How to improve your organization to prevent fraud
As we mentioned above, organizations can only control the “opportunity” factor for fraud. While having detective measures in place for fraud to be reported is important, a regular review of internal controls to deter fraud is even better.
Reviewing procedures on a regular basis, looking for good segregation of duties and appropriate monitoring, is a fundamental step. Looking at employee permissions within the organization’s financial systems can also shed light on some deficiencies. Who truly needs access to each area? Pay special attention to accounts payable and who has the ability to access funds and transfer funds within all of the cash and investment accounts.

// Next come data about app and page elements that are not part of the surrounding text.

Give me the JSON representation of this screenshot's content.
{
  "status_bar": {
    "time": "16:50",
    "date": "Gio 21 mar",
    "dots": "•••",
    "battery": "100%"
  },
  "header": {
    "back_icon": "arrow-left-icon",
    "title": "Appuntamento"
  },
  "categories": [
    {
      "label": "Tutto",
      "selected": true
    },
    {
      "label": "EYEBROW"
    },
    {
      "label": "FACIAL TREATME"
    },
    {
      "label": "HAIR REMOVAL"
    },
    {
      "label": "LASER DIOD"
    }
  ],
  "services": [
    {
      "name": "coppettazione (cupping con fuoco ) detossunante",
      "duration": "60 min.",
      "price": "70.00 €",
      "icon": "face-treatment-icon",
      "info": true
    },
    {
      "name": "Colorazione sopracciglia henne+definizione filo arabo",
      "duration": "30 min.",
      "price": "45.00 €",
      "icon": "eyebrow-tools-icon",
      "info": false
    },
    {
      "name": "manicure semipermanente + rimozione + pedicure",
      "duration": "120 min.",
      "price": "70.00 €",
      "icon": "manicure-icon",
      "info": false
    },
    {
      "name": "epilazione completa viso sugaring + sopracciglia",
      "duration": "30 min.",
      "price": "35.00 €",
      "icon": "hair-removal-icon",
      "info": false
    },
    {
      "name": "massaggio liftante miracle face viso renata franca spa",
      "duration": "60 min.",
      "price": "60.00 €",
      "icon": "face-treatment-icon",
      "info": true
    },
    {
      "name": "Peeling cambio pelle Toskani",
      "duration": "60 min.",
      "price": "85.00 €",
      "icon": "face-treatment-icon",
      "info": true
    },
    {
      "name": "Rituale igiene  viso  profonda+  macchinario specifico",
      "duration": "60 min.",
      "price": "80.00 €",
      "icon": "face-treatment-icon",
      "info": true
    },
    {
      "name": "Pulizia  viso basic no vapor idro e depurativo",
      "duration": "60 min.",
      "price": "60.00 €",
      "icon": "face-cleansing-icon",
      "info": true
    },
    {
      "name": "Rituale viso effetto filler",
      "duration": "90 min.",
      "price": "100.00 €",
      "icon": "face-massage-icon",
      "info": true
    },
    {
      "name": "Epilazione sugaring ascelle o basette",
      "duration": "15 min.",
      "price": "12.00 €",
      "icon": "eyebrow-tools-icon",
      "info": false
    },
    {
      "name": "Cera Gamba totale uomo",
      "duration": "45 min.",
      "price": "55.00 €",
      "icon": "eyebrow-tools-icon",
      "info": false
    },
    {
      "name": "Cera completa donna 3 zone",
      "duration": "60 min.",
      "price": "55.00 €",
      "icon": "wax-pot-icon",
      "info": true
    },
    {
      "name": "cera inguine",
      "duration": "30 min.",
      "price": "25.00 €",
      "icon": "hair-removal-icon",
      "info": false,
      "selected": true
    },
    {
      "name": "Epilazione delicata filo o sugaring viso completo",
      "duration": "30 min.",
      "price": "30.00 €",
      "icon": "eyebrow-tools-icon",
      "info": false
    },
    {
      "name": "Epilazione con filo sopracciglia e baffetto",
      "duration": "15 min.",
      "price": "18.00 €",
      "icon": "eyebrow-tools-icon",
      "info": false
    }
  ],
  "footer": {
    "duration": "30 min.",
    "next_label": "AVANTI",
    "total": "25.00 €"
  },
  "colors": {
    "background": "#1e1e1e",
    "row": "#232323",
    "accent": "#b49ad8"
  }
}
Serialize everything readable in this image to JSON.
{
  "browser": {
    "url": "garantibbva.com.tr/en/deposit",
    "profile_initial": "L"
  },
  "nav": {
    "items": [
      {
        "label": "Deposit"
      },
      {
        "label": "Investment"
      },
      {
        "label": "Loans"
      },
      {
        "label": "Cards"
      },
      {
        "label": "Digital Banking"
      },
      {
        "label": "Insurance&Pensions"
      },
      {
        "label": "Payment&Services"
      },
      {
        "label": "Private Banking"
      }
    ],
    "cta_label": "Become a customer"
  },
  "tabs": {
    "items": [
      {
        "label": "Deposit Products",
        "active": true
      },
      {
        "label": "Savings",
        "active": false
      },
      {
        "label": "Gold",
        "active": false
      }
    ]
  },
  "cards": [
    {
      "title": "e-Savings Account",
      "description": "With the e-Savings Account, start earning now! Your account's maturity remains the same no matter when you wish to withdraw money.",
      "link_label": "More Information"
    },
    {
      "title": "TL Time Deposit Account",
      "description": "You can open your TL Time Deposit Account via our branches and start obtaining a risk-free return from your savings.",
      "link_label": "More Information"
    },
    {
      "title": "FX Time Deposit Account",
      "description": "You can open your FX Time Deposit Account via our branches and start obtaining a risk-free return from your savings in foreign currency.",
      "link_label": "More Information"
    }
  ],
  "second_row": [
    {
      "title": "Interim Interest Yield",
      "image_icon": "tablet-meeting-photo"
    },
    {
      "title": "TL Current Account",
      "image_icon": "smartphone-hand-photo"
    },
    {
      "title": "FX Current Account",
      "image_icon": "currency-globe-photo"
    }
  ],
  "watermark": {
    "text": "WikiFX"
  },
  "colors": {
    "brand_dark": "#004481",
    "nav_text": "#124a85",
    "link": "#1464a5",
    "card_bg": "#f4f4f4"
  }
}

Another important step is to include leadership and the board. We encourage our clients to have a “what could go wrong” meeting in which organizational leaders discuss areas where they could commit fraud. The idea is to create a foundation for fraud awareness that ultimately will lead to supporting initiatives that detect and prevent fraud. If they see the vulnerability, they are more likely to invest time and money to prevent the vulnerability in the future.
Communication is another critical component to fraud prevention and detection. Organizations must have candid conversations with board members and employees throughout the organization. The mindset should be “trust, but verify,” meaning leave no stone unturned, even among trusted and high-ranking members of the organization. Positions of rank within the organization are two times more likely to be the ones committing the fraud.
Current trends in fraud to keep you alert
Baker Tilly is preparing for its upcoming virtual Fraud Summit on May 4-5, 2023. We were able to catch up with our fraud specialists to get feedback on what they have seen in not-for-profit organizations recently. Here are some tips to help:
Retain proper books and records – This seems simple, but the lack of complete and accurate books and records has created roadblocks on recent investigations because the information is incomplete, and we cannot tell what happened or who was involved. When it is difficult to discern the credibility of the fraud allegations we are researching, leadership often has to make decisions with limited or incomplete information that puts their reputation and credibility on the line. Besides better helping an organization when they find themselves in a fraud or misconduct situation, the IRS requires that organizations retain accurate books and records to keep their tax-exempt status.
Perform due diligence and background checks on employees – We have learned that some not-for-profit organizations are not doing enough to screen potential employees in financial positions. We have seen employees with prior criminal histories, including allegations or convictions of fraud, that the organization only learned about because we began to investigate. Not-for-profit organizations tend to be overly trusting and repeat offenders know how to take advantage of this trust. Properly screening and vetting potential employees helps protect from possible misappropriation.
Baker Tilly can assist with fraud detection and prevention
Not-for-profit and religious organizations are often more susceptible to fraud and get attacked frequently because they can be perceived as easy targets. There is generally a limit on their resources and typically NFP organizations operate heavily on trust more than many large corporations do.
Baker Tilly’s NFP specialists are available to help organizations of all sizes with fraud detection and prevention. To further discuss how our Value Architects™ can assist your organization, contact our team today.